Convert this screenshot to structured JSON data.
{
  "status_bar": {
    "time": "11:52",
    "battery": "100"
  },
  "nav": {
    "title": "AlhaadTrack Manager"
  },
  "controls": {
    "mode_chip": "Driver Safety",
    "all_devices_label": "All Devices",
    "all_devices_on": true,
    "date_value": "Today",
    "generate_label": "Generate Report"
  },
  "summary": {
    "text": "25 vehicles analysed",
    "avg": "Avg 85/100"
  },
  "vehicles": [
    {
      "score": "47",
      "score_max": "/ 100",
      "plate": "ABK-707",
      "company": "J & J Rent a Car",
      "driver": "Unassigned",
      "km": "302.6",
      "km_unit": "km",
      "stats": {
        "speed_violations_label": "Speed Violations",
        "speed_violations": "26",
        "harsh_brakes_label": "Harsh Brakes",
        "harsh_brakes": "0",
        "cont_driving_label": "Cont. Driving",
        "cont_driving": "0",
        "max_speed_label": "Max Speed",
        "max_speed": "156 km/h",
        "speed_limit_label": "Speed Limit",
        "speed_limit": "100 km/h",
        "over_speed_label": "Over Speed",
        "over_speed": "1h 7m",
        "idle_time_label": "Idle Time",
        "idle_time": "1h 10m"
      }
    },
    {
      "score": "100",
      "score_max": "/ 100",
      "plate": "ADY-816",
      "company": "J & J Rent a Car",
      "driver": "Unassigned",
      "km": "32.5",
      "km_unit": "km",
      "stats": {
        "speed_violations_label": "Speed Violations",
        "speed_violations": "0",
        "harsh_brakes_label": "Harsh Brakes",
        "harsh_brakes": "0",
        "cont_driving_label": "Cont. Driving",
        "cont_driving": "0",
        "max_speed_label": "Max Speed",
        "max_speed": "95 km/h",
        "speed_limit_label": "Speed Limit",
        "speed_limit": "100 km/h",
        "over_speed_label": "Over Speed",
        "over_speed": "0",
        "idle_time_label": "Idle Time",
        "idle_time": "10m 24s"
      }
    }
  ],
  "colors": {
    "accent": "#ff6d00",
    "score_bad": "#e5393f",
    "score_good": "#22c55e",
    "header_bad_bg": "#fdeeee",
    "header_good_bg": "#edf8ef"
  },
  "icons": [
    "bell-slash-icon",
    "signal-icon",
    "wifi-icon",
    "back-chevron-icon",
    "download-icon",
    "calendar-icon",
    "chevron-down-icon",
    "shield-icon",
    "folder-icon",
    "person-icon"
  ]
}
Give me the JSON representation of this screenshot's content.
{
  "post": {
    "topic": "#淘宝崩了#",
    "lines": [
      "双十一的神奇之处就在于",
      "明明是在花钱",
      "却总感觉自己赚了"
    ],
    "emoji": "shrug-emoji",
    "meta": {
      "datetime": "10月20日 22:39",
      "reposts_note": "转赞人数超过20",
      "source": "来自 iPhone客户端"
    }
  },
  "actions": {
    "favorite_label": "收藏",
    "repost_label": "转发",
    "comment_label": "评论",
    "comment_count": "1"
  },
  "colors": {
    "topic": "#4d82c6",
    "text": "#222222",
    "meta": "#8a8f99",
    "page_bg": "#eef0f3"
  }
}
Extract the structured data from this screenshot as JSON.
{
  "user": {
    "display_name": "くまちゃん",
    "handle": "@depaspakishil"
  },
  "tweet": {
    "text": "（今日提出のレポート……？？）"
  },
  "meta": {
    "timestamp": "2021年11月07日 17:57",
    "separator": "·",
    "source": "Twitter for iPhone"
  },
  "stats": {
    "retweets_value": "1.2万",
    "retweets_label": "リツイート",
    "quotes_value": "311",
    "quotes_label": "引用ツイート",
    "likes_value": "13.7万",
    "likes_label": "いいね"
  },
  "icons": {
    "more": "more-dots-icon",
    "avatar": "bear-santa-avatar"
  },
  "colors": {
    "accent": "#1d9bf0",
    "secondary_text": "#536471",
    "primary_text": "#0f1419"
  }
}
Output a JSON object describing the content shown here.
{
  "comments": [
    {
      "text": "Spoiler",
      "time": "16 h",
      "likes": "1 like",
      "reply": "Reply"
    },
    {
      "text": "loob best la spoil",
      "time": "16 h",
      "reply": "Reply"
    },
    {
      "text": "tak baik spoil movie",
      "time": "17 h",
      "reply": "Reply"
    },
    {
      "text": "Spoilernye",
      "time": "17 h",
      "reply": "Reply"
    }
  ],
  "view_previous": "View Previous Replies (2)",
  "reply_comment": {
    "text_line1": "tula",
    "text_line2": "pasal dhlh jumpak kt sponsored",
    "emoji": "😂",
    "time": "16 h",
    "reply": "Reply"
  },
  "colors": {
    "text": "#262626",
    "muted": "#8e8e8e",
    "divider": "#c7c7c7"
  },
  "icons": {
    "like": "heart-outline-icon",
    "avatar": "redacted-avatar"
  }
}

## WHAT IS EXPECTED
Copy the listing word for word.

## TASK RESPONSE
Convert this screenshot to structured JSON data.
{
  "status_bar": {
    "time": "11:52",
    "battery": "100"
  },
  "nav": {
    "title": "AlhaadTrack Manager"
  },
  "controls": {
    "mode_chip": "Driver Safety",
    "all_devices_label": "All Devices",
    "all_devices_on": true,
    "date_value": "Today",
    "generate_label": "Generate Report"
  },
  "summary": {
    "text": "25 vehicles analysed",
    "avg": "Avg 85/100"
  },
  "vehicles": [
    {
      "score": "47",
      "score_max": "/ 100",
      "plate": "ABK-707",
      "company": "J & J Rent a Car",
      "driver": "Unassigned",
      "km": "302.6",
      "km_unit": "km",
      "stats": {
        "speed_violations_label": "Speed Violations",
        "speed_violations": "26",
        "harsh_brakes_label": "Harsh Brakes",
        "harsh_brakes": "0",
        "cont_driving_label": "Cont. Driving",
        "cont_driving": "0",
        "max_speed_label": "Max Speed",
        "max_speed": "156 km/h",
        "speed_limit_label": "Speed Limit",
        "speed_limit": "100 km/h",
        "over_speed_label": "Over Speed",
        "over_speed": "1h 7m",
        "idle_time_label": "Idle Time",
        "idle_time": "1h 10m"
      }
    },
    {
      "score": "100",
      "score_max": "/ 100",
      "plate": "ADY-816",
      "company": "J & J Rent a Car",
      "driver": "Unassigned",
      "km": "32.5",
      "km_unit": "km",
      "stats": {
        "speed_violations_label": "Speed Violations",
        "speed_violations": "0",
        "harsh_brakes_label": "Harsh Brakes",
        "harsh_brakes": "0",
        "cont_driving_label": "Cont. Driving",
        "cont_driving": "0",
        "max_speed_label": "Max Speed",
        "max_speed": "95 km/h",
        "speed_limit_label": "Speed Limit",
        "speed_limit": "100 km/h",
        "over_speed_label": "Over Speed",
        "over_speed": "0",
        "idle_time_label": "Idle Time",
        "idle_time": "10m 24s"
      }
    }
  ],
  "colors": {
    "accent": "#ff6d00",
    "score_bad": "#e5393f",
    "score_good": "#22c55e",
    "header_bad_bg": "#fdeeee",
    "header_good_bg": "#edf8ef"
  },
  "icons": [
    "bell-slash-icon",
    "signal-icon",
    "wifi-icon",
    "back-chevron-icon",
    "download-icon",
    "calendar-icon",
    "chevron-down-icon",
    "shield-icon",
    "folder-icon",
    "person-icon"
  ]
}
Give me the JSON representation of this screenshot's content.
{
  "post": {
    "topic": "#淘宝崩了#",
    "lines": [
      "双十一的神奇之处就在于",
      "明明是在花钱",
      "却总感觉自己赚了"
    ],
    "emoji": "shrug-emoji",
    "meta": {
      "datetime": "10月20日 22:39",
      "reposts_note": "转赞人数超过20",
      "source": "来自 iPhone客户端"
    }
  },
  "actions": {
    "favorite_label": "收藏",
    "repost_label": "转发",
    "comment_label": "评论",
    "comment_count": "1"
  },
  "colors": {
    "topic": "#4d82c6",
    "text": "#222222",
    "meta": "#8a8f99",
    "page_bg": "#eef0f3"
  }
}
Extract the structured data from this screenshot as JSON.
{
  "user": {
    "display_name": "くまちゃん",
    "handle": "@depaspakishil"
  },
  "tweet": {
    "text": "（今日提出のレポート……？？）"
  },
  "meta": {
    "timestamp": "2021年11月07日 17:57",
    "separator": "·",
    "source": "Twitter for iPhone"
  },
  "stats": {
    "retweets_value": "1.2万",
    "retweets_label": "リツイート",
    "quotes_value": "311",
    "quotes_label": "引用ツイート",
    "likes_value": "13.7万",
    "likes_label": "いいね"
  },
  "icons": {
    "more": "more-dots-icon",
    "avatar": "bear-santa-avatar"
  },
  "colors": {
    "accent": "#1d9bf0",
    "secondary_text": "#536471",
    "primary_text": "#0f1419"
  }
}
Output a JSON object describing the content shown here.
{
  "comments": [
    {
      "text": "Spoiler",
      "time": "16 h",
      "likes": "1 like",
      "reply": "Reply"
    },
    {
      "text": "loob best la spoil",
      "time": "16 h",
      "reply": "Reply"
    },
    {
      "text": "tak baik spoil movie",
      "time": "17 h",
      "reply": "Reply"
    },
    {
      "text": "Spoilernye",
      "time": "17 h",
      "reply": "Reply"
    }
  ],
  "view_previous": "View Previous Replies (2)",
  "reply_comment": {
    "text_line1": "tula",
    "text_line2": "pasal dhlh jumpak kt sponsored",
    "emoji": "😂",
    "time": "16 h",
    "reply": "Reply"
  },
  "colors": {
    "text": "#262626",
    "muted": "#8e8e8e",
    "divider": "#c7c7c7"
  },
  "icons": {
    "like": "heart-outline-icon",
    "avatar": "redacted-avatar"
  }
}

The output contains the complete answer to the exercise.